# DATASET EXTRACT
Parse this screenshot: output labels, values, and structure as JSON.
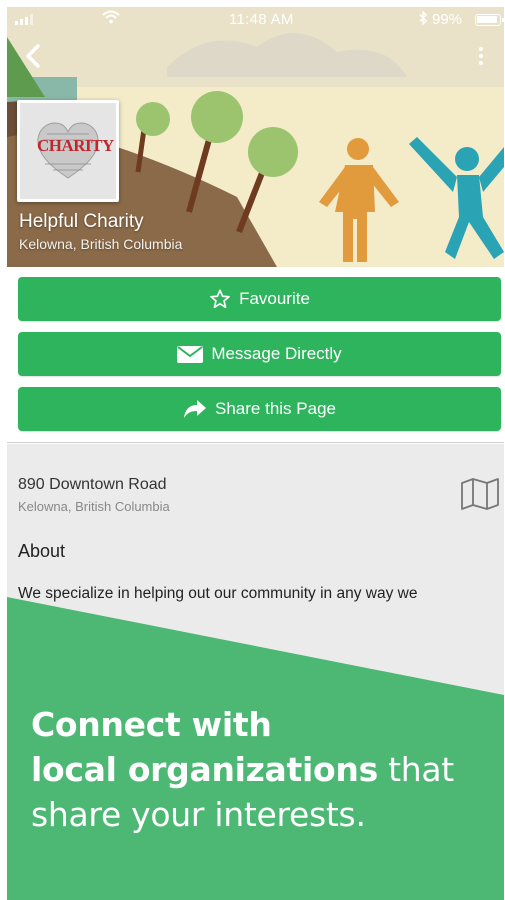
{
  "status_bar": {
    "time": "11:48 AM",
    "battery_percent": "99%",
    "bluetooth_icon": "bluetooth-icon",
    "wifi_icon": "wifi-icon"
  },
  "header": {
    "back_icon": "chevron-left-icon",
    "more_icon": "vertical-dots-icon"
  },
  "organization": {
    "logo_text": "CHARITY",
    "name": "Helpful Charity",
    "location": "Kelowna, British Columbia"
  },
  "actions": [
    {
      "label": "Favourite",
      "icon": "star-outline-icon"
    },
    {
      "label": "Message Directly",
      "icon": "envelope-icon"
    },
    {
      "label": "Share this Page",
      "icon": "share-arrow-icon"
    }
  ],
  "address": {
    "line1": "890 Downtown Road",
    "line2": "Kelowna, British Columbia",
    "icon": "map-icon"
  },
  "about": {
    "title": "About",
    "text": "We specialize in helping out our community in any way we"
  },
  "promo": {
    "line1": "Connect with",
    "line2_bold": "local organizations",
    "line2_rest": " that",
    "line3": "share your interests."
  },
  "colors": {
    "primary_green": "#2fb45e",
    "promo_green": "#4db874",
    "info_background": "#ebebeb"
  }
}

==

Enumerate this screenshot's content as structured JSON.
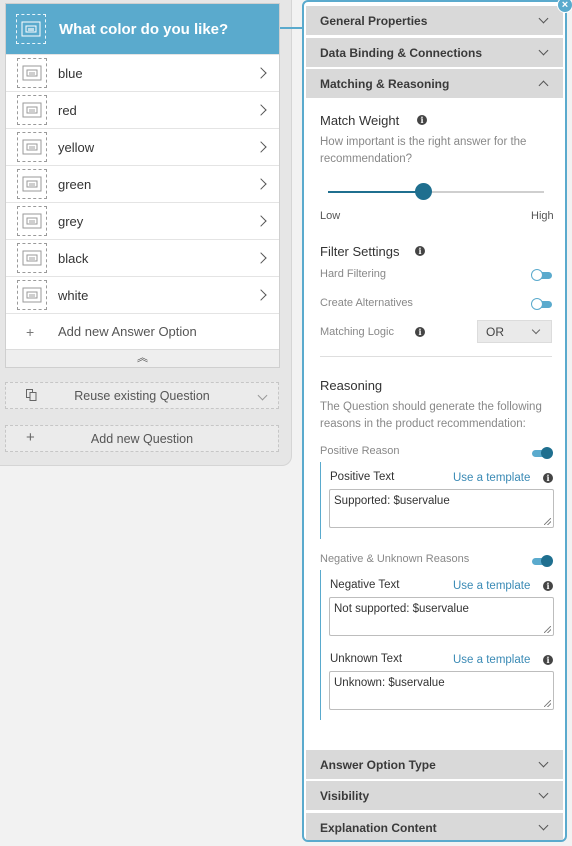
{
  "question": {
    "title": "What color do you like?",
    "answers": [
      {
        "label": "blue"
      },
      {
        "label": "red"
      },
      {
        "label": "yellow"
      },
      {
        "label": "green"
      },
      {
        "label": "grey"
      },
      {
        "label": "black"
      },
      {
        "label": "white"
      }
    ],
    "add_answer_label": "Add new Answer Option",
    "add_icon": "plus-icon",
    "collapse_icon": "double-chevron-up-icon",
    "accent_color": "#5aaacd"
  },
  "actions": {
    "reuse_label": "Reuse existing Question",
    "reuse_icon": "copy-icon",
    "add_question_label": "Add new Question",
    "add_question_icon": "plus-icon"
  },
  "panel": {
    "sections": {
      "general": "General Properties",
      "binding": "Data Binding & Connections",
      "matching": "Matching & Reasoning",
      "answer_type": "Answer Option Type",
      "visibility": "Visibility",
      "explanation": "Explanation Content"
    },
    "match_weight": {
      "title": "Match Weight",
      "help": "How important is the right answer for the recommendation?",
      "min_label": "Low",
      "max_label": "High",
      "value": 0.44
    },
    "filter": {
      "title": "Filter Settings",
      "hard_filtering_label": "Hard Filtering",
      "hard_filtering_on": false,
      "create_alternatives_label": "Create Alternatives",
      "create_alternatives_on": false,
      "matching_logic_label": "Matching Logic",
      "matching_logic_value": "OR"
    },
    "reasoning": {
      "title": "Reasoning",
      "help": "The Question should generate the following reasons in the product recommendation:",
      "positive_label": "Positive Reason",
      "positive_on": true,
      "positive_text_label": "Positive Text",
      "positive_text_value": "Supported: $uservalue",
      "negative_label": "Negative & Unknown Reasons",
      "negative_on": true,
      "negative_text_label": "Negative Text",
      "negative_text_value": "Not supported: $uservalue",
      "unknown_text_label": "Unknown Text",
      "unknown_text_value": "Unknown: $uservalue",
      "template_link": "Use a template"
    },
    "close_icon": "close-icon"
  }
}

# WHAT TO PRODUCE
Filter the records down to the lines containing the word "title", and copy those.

# OUTPUT OF THE EXERCISE
    "title": "About",
    "title": "What color do you like?",
      "title": "Match Weight",
      "title": "Filter Settings",
      "title": "Reasoning",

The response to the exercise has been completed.